# Task requirements
In the records below, tally each line that contains the word "term" and give the total only.

Page and application data records:
====================

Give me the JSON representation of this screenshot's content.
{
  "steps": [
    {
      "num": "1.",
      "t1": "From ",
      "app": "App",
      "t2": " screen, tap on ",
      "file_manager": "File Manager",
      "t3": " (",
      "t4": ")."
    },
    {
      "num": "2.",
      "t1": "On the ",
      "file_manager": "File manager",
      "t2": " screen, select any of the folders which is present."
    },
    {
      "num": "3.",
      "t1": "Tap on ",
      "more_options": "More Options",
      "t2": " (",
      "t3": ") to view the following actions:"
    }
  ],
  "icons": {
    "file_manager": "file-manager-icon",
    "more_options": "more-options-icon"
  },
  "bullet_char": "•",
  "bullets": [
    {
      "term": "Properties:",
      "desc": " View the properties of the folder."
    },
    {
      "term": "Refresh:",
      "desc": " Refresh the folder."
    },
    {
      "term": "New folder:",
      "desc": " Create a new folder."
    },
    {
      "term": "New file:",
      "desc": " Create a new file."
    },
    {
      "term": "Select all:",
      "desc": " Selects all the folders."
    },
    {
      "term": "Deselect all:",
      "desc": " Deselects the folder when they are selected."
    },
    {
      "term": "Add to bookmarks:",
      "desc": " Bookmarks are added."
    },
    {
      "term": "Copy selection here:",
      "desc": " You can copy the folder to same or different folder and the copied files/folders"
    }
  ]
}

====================

# Expected output
8